» **ABOUT THIS EXERCISE**
Find and copy every line in the records that includes the string "Schönheit".

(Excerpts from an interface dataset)
*** Block opens ***

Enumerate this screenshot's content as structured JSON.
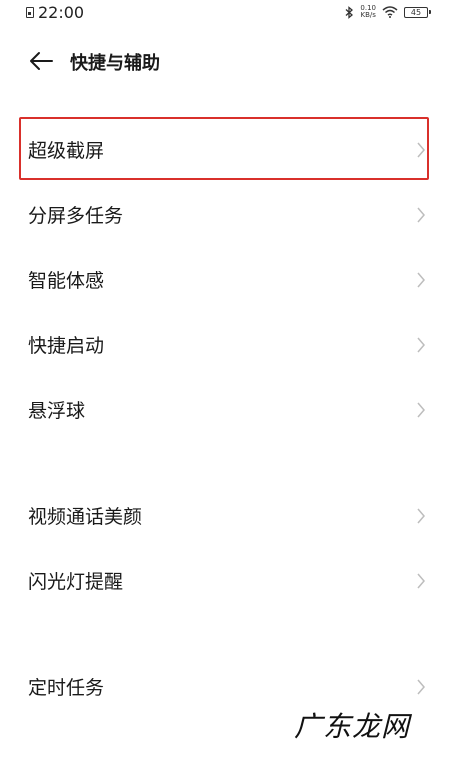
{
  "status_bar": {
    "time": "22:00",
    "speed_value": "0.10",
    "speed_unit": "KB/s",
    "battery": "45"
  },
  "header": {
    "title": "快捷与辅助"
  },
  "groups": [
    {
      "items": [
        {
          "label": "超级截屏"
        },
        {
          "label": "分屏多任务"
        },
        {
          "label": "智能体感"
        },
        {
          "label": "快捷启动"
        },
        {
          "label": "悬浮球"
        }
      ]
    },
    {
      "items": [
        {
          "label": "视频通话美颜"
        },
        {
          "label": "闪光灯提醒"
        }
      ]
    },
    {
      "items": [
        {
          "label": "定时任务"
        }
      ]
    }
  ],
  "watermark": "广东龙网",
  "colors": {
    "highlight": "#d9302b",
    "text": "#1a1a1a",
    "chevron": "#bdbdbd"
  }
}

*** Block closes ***
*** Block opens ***

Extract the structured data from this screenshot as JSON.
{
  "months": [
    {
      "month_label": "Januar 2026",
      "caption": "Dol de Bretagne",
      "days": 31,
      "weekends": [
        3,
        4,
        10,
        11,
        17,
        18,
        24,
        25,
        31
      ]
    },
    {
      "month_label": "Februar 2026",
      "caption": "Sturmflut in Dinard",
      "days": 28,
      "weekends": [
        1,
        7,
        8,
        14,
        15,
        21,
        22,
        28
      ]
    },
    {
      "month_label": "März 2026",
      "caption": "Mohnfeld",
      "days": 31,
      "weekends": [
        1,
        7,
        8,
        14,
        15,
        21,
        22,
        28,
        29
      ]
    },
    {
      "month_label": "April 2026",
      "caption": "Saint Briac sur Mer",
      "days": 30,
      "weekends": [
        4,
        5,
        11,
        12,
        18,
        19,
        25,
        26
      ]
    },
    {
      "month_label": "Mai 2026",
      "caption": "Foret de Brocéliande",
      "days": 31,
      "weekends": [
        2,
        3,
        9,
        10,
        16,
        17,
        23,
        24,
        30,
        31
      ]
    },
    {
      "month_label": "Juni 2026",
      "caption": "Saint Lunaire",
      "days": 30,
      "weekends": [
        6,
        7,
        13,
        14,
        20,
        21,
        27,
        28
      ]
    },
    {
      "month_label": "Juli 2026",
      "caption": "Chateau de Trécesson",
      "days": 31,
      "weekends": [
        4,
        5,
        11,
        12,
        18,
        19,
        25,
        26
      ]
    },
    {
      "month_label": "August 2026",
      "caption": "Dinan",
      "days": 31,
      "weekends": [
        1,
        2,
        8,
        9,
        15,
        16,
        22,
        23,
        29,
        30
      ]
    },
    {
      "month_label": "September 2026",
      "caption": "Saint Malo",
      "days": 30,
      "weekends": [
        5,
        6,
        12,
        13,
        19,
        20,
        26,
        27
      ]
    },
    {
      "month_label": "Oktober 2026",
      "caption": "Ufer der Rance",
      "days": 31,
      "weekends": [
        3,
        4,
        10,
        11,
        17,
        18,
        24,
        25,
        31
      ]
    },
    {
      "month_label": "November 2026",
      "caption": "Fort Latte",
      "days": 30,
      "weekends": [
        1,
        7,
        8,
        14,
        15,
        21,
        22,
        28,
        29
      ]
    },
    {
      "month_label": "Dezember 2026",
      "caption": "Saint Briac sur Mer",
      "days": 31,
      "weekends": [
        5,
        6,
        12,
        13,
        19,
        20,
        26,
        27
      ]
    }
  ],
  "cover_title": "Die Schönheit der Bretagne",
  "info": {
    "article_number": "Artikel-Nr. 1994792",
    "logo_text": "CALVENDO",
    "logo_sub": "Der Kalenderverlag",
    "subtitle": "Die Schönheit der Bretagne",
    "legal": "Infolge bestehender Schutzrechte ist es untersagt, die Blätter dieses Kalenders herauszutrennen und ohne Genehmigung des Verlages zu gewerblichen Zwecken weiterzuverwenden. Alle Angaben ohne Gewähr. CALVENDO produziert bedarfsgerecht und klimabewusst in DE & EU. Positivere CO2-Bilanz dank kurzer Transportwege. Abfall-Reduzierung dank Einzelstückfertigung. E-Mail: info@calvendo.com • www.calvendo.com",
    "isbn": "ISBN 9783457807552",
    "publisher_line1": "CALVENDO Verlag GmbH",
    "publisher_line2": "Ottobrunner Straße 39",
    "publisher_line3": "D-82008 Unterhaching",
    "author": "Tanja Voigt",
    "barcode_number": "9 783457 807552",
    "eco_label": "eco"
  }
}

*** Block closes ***

» **RESPONSE TO THE TASK**
  "cover_title": "Die Schönheit der Bretagne",
    "subtitle": "Die Schönheit der Bretagne",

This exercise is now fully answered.